The transit of Venus is an exciting event for more than one reason. The rarity of the alignment of the Sun, Venus and Earth makes it a unique phenomenon that won’t be visible to humans again until 2117. But it also provides for an unparalleled opportunity to repeat a historical measurement that appeals to one’s imagination: the determination of the sun’s distance. Our Measure the Sun’s Distance project allows you to get actively involved in doing just that: go out and measure the size of the Universe.
To join the project, it is sufficient to submit your own observations of the transit of Venus using the free phone app. But it may also be interesting to have an actual partner to collaborate with. You can then gear your observing techniques to each other, exchange your data and work out the results together. Especially for schools this is a way to get students actively engaged in an exchange project: they can team up in small observing groups and enter a competition in finding the most accurate solar distance, or they can join the Astronomers Without Borders programme with lots of preparatory activities – if one thinks about it, a collaboration of this kind has endless possibilities, even for individuals.
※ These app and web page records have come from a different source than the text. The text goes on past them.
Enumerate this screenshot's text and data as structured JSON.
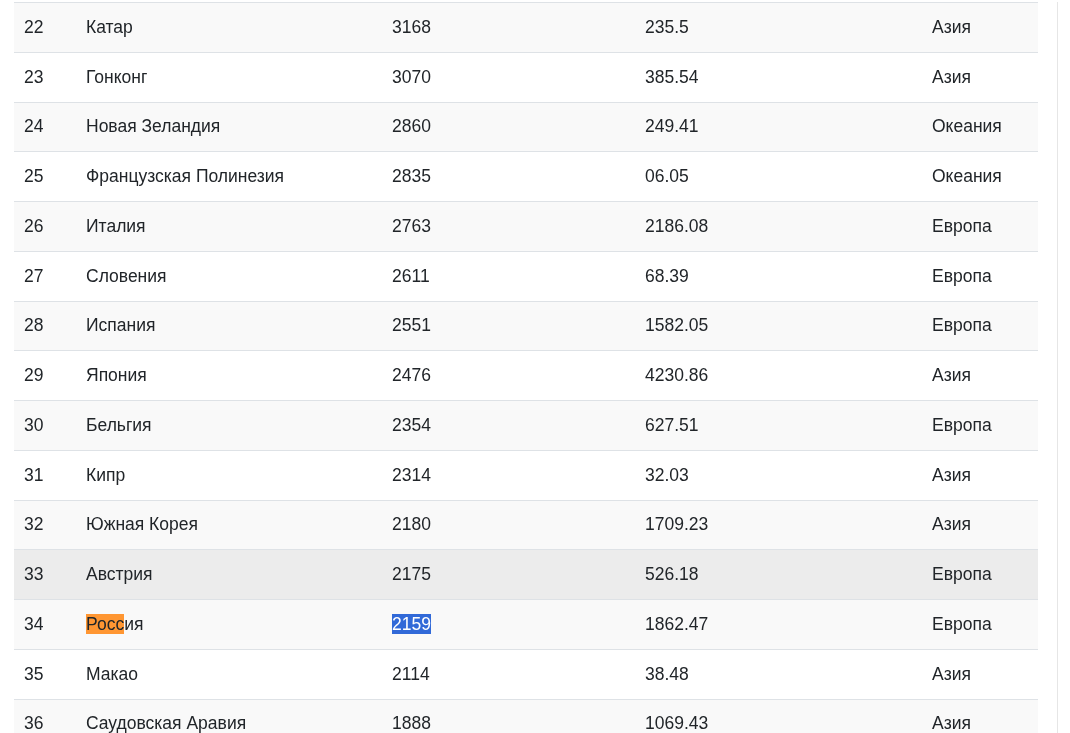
{
  "table": {
    "rows": [
      {
        "hovered": false,
        "cells": [
          "22",
          "Катар",
          "3168",
          "235.5",
          "Азия"
        ]
      },
      {
        "hovered": false,
        "cells": [
          "23",
          "Гонконг",
          "3070",
          "385.54",
          "Азия"
        ]
      },
      {
        "hovered": false,
        "cells": [
          "24",
          "Новая Зеландия",
          "2860",
          "249.41",
          "Океания"
        ]
      },
      {
        "hovered": false,
        "cells": [
          "25",
          "Французская Полинезия",
          "2835",
          "06.05",
          "Океания"
        ]
      },
      {
        "hovered": false,
        "cells": [
          "26",
          "Италия",
          "2763",
          "2186.08",
          "Европа"
        ]
      },
      {
        "hovered": false,
        "cells": [
          "27",
          "Словения",
          "2611",
          "68.39",
          "Европа"
        ]
      },
      {
        "hovered": false,
        "cells": [
          "28",
          "Испания",
          "2551",
          "1582.05",
          "Европа"
        ]
      },
      {
        "hovered": false,
        "cells": [
          "29",
          "Япония",
          "2476",
          "4230.86",
          "Азия"
        ]
      },
      {
        "hovered": false,
        "cells": [
          "30",
          "Бельгия",
          "2354",
          "627.51",
          "Европа"
        ]
      },
      {
        "hovered": false,
        "cells": [
          "31",
          "Кипр",
          "2314",
          "32.03",
          "Азия"
        ]
      },
      {
        "hovered": false,
        "cells": [
          "32",
          "Южная Корея",
          "2180",
          "1709.23",
          "Азия"
        ]
      },
      {
        "hovered": true,
        "cells": [
          "33",
          "Австрия",
          "2175",
          "526.18",
          "Европа"
        ]
      },
      {
        "hovered": false,
        "cells": [
          "34",
          {
            "parts": [
              {
                "text": "Росс",
                "highlighted": true
              },
              {
                "text": "ия",
                "highlighted": false
              }
            ]
          },
          {
            "text": "2159",
            "text_selected": true
          },
          "1862.47",
          "Европа"
        ]
      },
      {
        "hovered": false,
        "cells": [
          "35",
          "Макао",
          "2114",
          "38.48",
          "Азия"
        ]
      },
      {
        "hovered": false,
        "cells": [
          "36",
          "Саудовская Аравия",
          "1888",
          "1069.43",
          "Азия"
        ]
      }
    ]
  }
}
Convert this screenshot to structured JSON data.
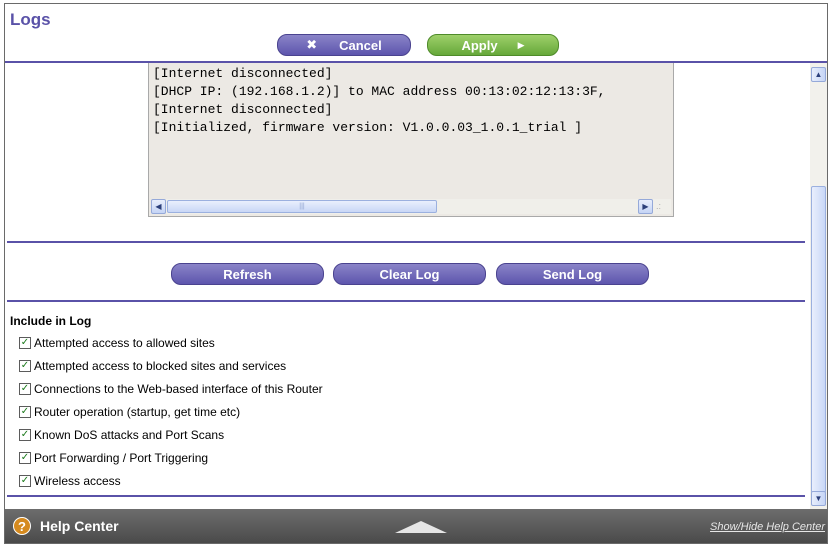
{
  "header": {
    "title": "Logs",
    "cancel_label": "Cancel",
    "apply_label": "Apply"
  },
  "log": {
    "lines": [
      "[Internet disconnected]",
      "[DHCP IP: (192.168.1.2)] to MAC address 00:13:02:12:13:3F,",
      "[Internet disconnected]",
      "[Initialized, firmware version: V1.0.0.03_1.0.1_trial ]"
    ]
  },
  "actions": {
    "refresh_label": "Refresh",
    "clear_label": "Clear Log",
    "send_label": "Send Log"
  },
  "include": {
    "title": "Include in Log",
    "options": [
      {
        "label": "Attempted access to allowed sites",
        "checked": true
      },
      {
        "label": "Attempted access to blocked sites and services",
        "checked": true
      },
      {
        "label": "Connections to the Web-based interface of this Router",
        "checked": true
      },
      {
        "label": "Router operation (startup, get time etc)",
        "checked": true
      },
      {
        "label": "Known DoS attacks and Port Scans",
        "checked": true
      },
      {
        "label": "Port Forwarding / Port Triggering",
        "checked": true
      },
      {
        "label": "Wireless access",
        "checked": true
      }
    ]
  },
  "footer": {
    "help_label": "Help Center",
    "toggle_link": "Show/Hide Help Center"
  },
  "colors": {
    "accent": "#5a52a8",
    "apply_green": "#66a83a",
    "footer_bg": "#5a5a5a"
  }
}
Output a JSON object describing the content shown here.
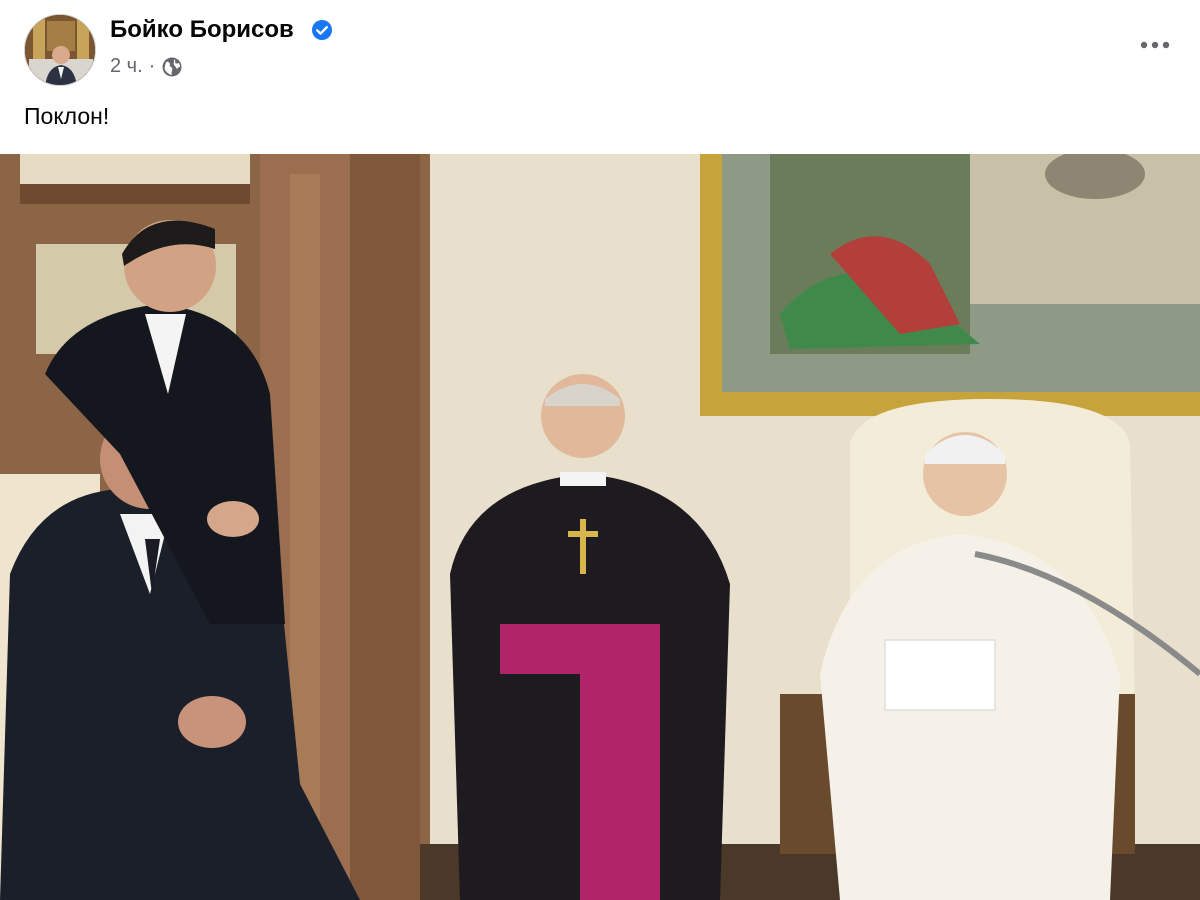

But how do you find a partner to team up with? We are developing a tool that will help you find a suitable partner and get in touch. To populate the tool, we need you to register first as an observer. If you already made up your mind about your observing location, you can submit your details by filling out the registration form below. The full search tool will be available soon.